Go to wsdasource.org for information regarding LifeMap and Wellero, and to the Wellero site to get your practice started. LifeMap plans to produce leave-behinds for dentists to have out in their waiting rooms to help educate consumers, and WSDA leadership plans a series of meetings across the state with component societies to map out the ways in which dentists can help the process along. And, while we’re all cognizant that these products may take a while to catch on, they’re exciting, innovative and should give WSDA members the hope for an environment with more options than just. Pickel says, “Both products have enormous appeal — with LifeMap’s Dollar-Based Dental and Open Access plan, they can choose any dentist they want as there is no network. With limited exclusions, they can tailor their care to their individual needs and their budget. The Wellero app will give them many tools at their fingertips like helping them find providers and real time eligibility and benefits remaining to help them with their decisions. It returns the conversation about their care back to them and their provider”
SIDEBAR: Exploring Wellero — How does it work?
The dentist practice creates a profile in the Wellero point-of-sale (POS) portal.
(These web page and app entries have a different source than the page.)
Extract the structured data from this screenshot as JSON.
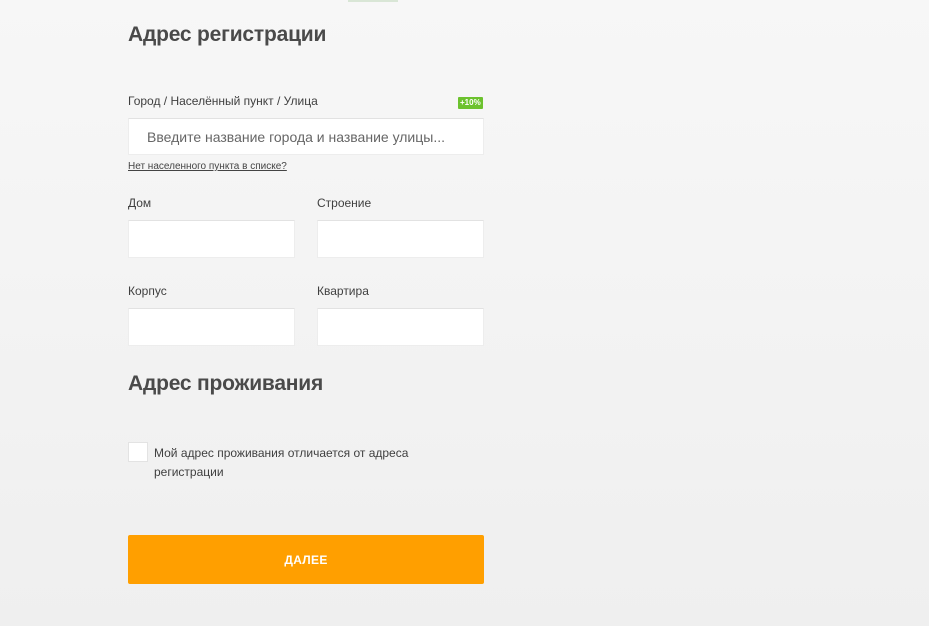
{
  "registration": {
    "title": "Адрес регистрации",
    "city_label": "Город / Населённый пункт / Улица",
    "bonus_badge": "+10%",
    "city_placeholder": "Введите название города и название улицы...",
    "city_value": "",
    "no_city_link": "Нет населенного пункта в списке?",
    "house_label": "Дом",
    "house_value": "",
    "building_label": "Строение",
    "building_value": "",
    "block_label": "Корпус",
    "block_value": "",
    "apartment_label": "Квартира",
    "apartment_value": ""
  },
  "residence": {
    "title": "Адрес проживания",
    "checkbox_label": "Мой адрес проживания отличается от адреса регистрации",
    "checkbox_checked": false
  },
  "actions": {
    "next_label": "ДАЛЕЕ"
  },
  "colors": {
    "accent": "#ff9f00",
    "badge": "#6cc22e",
    "background": "#f2f2f2"
  }
}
Then, the practice staff asks patients to download the free Wellero app, available for iOS and Android smartphones, when they schedule an appointment, check-in, or on a bill. Once a patient enters their dollar-based dental member information, the app syncs and displays the latest version of their benefits.
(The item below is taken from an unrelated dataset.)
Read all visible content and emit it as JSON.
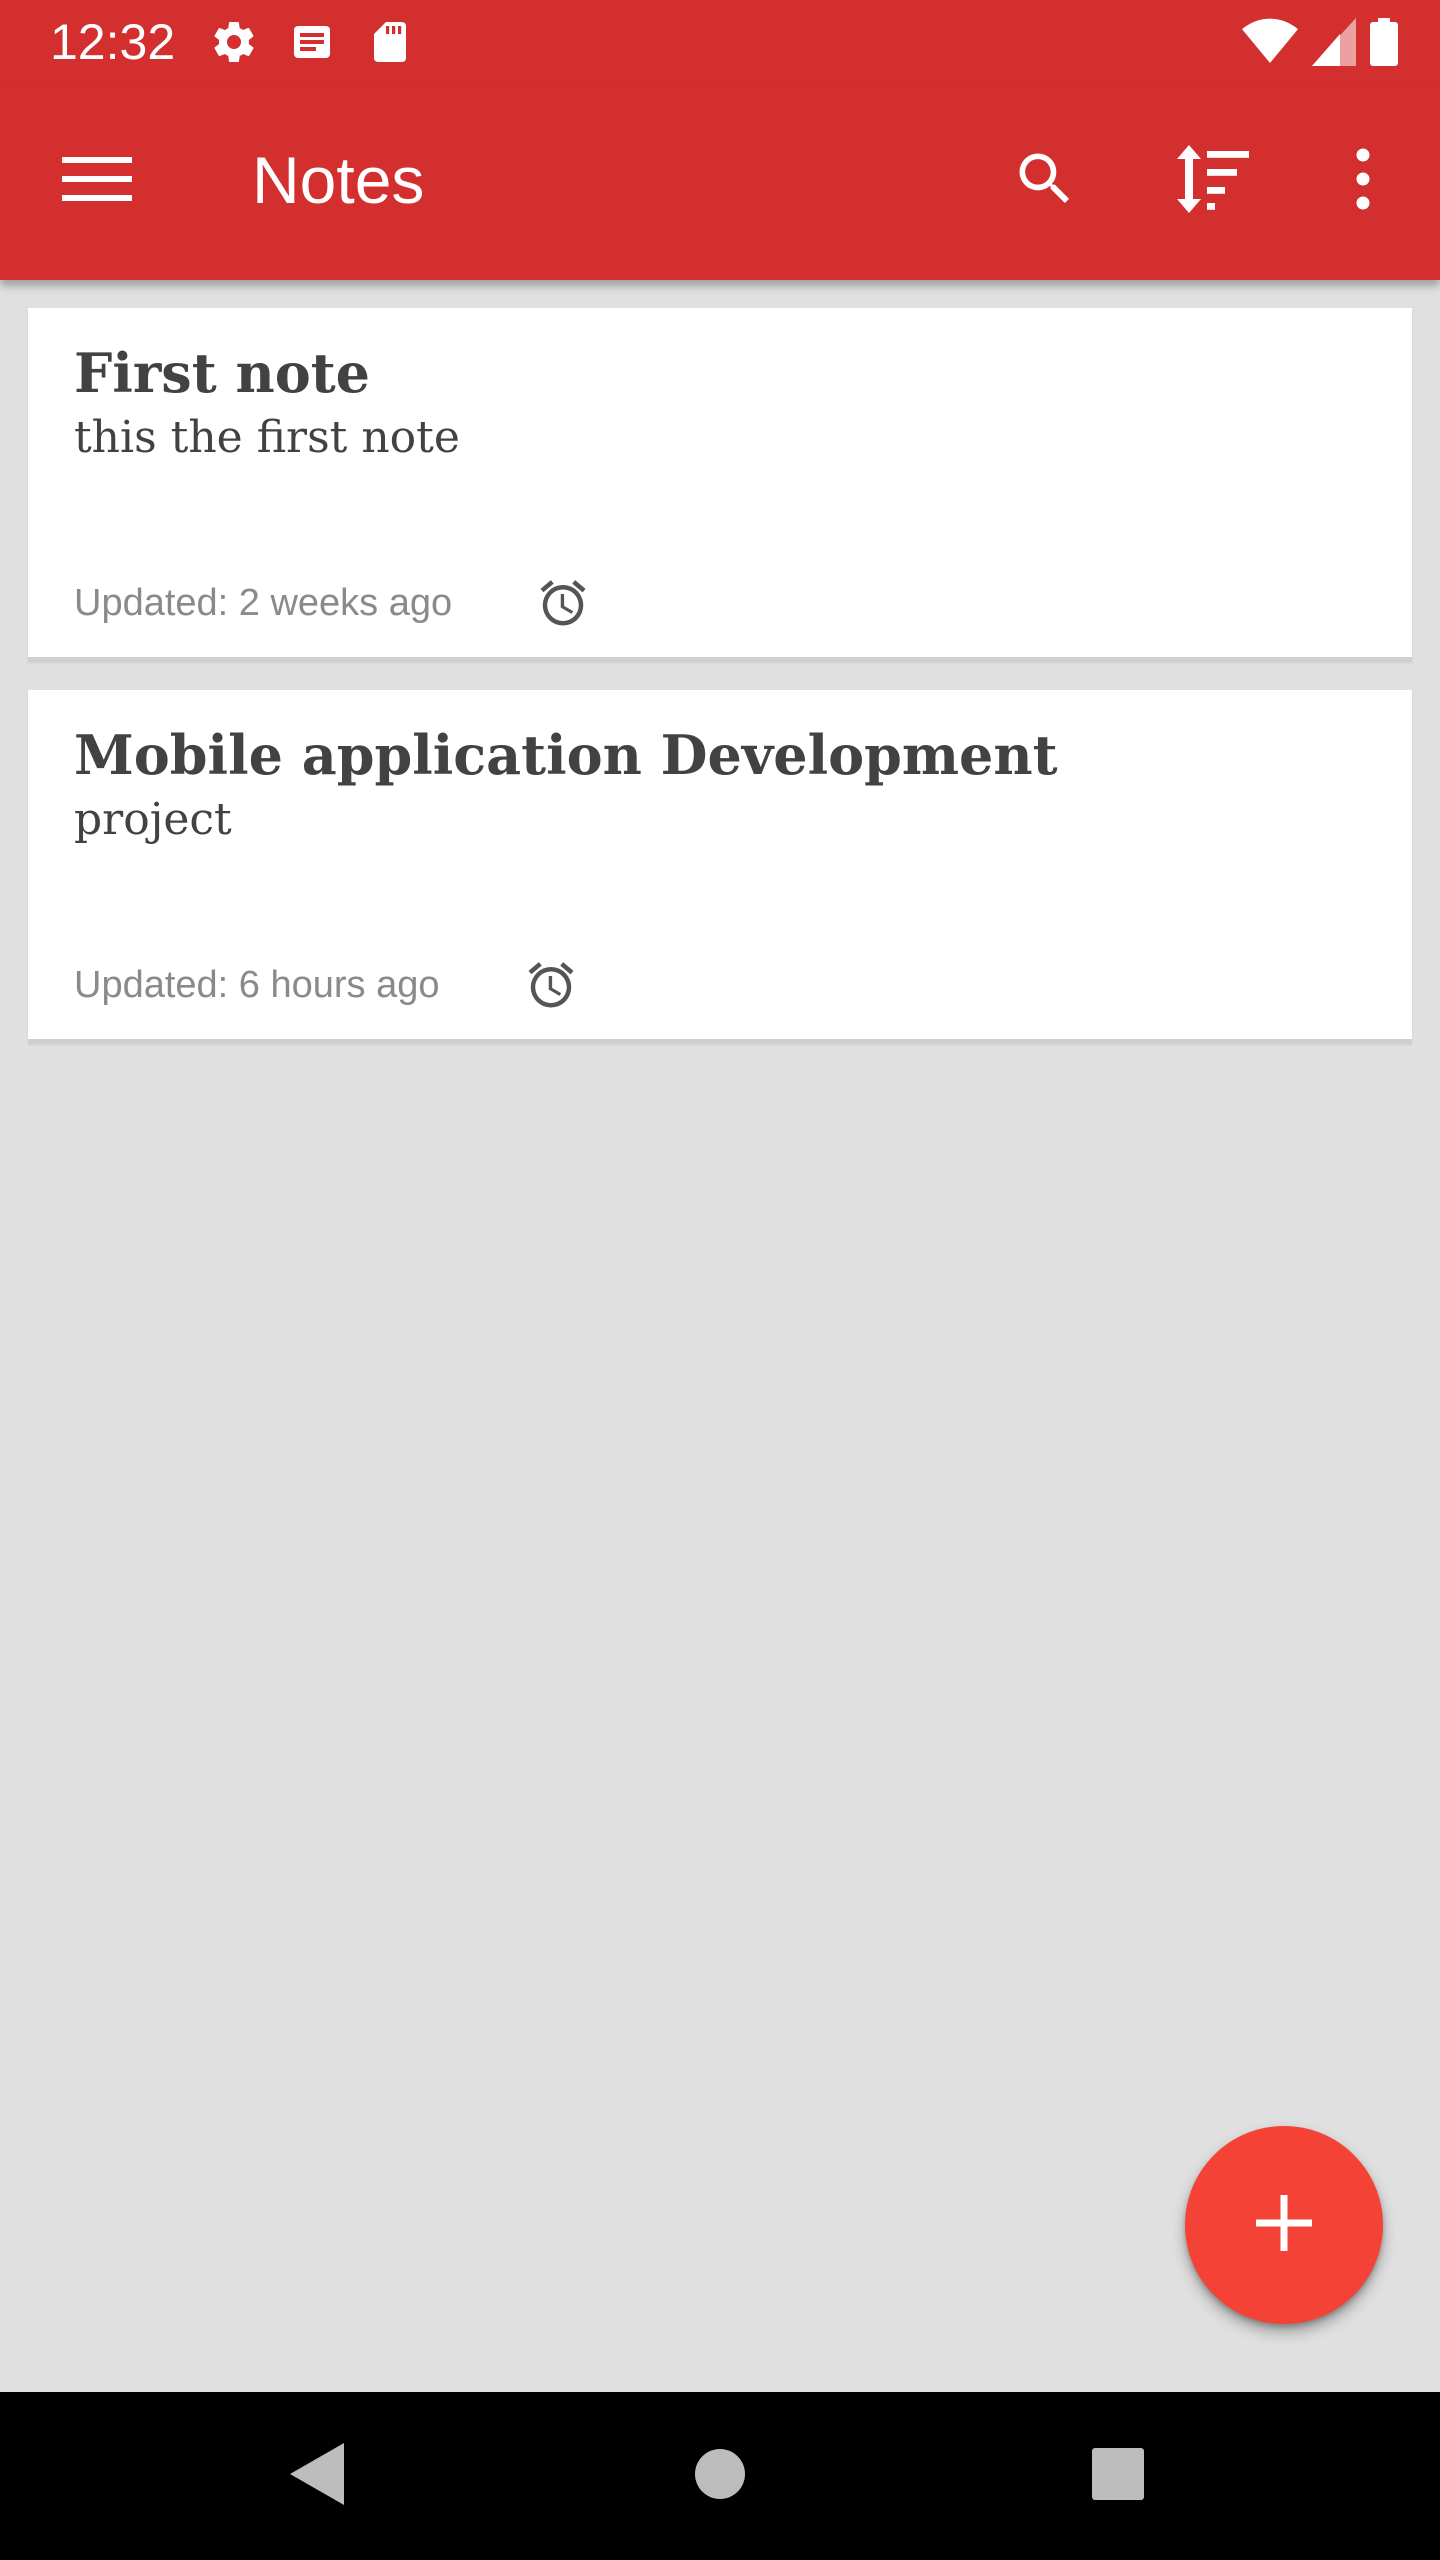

The patient can also store their HSA, debit or credit card for payment directly from the PCI-compliant app. At the end of a visit, ask the patient if they would like to pay with their Wellero app or you can also accept payment through the Wellero POS terminal, where you enter in or swipe a credit card. Or, they can pay their bill when they get it using the mobile app. Once a payment is complete, you will receive an email notification and all payments can be viewed and exported from the Wellero POS system.